The climate of Political Nihilism

In September 2018, the Trump administration produced a realistic environmental impact report that reflected current scientific estimates of emerging climate chaos. That alone was a bit shocking given Trumpist rhetoric claiming that climate change is a “Chinese hoax.” But the political misuse of that information was shockingly brazen, if not exactly surprising.

After all, presidential prevarication is the “new normal” in American politics. The ill logic in this particular case is tremendously twisted. The administration wants to roll back fuel efficiency standards in the transportation industry. The latest scientific estimates of anthropogenic heating of the planet if present emissions continue, predict as much as 4 degrees additional average heating of the Earth within the next few decades if the global economy continues on its current path.

That alone is shocking enough. The near-term consequences of that predicted heating will be devastating in several ways. Greater destruction from more frequent and intense super storms, sea rise that will threaten the world’s major coastal cities, the death of most of the world’s coral reefs, longer more intense droughts and more powerful floods, etc., etc. However, in Trumplandia the “logic” goes like this: The emissions from trucks and cars add up to such a small part of the total that we really need not bother restricting carbon emissions from them.

International Hypocrisy

Of course, the rapidly accelerating carbon emissions from human activity energized by the burning of fossil fuel since around 1950 has been so great that scientists have labeled it “the Great Acceleration.” Scientists expect total global emissions to continue rising next year since most nations are doing so little to curtail even more carbon spewing into the atmosphere. Despite the international agreements signed by almost every nation at the 2015 Paris Climate talks, no nation has taken serious steps to control their emissions since then. The scope of the necessary response is daunting at best. Every nation seems to be waiting for someone else to take the first step. Yet, the problem is now, with no time to delay to avoid global catastrophe.

So, as with several other treaty obligations, such as the international agreement to restrict Iran’s nuclear weapons capability, Trump decided to withdraw from the Paris Climate Accords. You might argue that the withdrawal doesn’t really matter since the agreement has no teeth. The agreed reductions are not mandatory, just vague intentions.

No nation’s leaders want to jeopardize economic growth or bear the costs of complying with the agreements. However, the costs of failure to do so will be so great to the human condition that such concerns appear to be somewhere on the far side of foolish. Besides, the process of converting to clean (solar and wind) sources of energy production will create more jobs than so-called leaders can imagine. So will programs to insulate existing buildings, which contribute a lot of the energy waste worldwide. So, why do the world’s leaders balk at doing the right thing?

Nihilist Power Elites Overpower the Public Interest
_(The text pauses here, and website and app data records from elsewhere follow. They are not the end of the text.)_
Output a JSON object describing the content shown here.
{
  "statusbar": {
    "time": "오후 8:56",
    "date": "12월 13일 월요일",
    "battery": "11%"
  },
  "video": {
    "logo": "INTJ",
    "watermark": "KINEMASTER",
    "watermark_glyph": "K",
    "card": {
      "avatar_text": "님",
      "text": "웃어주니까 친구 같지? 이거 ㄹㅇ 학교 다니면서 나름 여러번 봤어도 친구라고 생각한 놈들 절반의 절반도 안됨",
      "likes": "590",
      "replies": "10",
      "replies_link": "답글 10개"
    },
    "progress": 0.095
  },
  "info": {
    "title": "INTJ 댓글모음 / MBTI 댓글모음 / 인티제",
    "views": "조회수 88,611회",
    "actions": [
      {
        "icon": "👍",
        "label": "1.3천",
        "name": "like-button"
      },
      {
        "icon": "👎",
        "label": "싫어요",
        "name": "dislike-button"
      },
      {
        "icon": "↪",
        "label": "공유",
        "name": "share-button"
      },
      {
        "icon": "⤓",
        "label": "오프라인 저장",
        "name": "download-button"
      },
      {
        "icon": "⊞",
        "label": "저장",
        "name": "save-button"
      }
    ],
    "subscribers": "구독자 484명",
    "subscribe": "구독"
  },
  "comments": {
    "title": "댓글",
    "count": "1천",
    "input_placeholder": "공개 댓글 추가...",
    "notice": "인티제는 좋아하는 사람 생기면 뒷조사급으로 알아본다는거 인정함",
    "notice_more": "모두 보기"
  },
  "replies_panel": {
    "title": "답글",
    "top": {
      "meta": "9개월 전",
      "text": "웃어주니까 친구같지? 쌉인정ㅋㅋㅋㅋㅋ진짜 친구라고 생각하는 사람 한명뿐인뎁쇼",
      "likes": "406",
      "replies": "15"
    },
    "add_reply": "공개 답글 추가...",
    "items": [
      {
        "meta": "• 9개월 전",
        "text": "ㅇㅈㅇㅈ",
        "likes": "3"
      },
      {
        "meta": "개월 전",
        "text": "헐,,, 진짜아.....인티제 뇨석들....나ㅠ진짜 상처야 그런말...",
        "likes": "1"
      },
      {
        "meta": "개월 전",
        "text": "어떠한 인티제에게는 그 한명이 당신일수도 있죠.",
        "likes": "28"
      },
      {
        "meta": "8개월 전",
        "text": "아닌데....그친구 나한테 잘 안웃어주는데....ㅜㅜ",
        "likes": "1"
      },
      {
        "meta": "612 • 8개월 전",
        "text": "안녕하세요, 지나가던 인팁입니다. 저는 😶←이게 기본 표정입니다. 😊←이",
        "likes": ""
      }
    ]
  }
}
The problem, of course, is that such major economic transformations threaten existing financial interests of the world’s power elites. The most powerful financial interests in the world are closely tied to the fossil fuel industry. The further enrichment of the richest of the rich is also good for business at various Trump Towers around the world. The petulant president is enriching himself by enriching the ultra-rich elites of the world.

For the nihilist, nothing is forbidden. The only value is to exercise more and more power to satisfy the endless narcissistic demands of the sociopath. Of course, when such practices become a central feature of government, the threat of rising fascism grows with every moral transgression. Every act of demagoguery attempting to incite mass fear and anger in support of the self-imagined authoritarian ruler is another step on the road to fascist dictatorship. Do not believe those who say, “It can’t happen here.”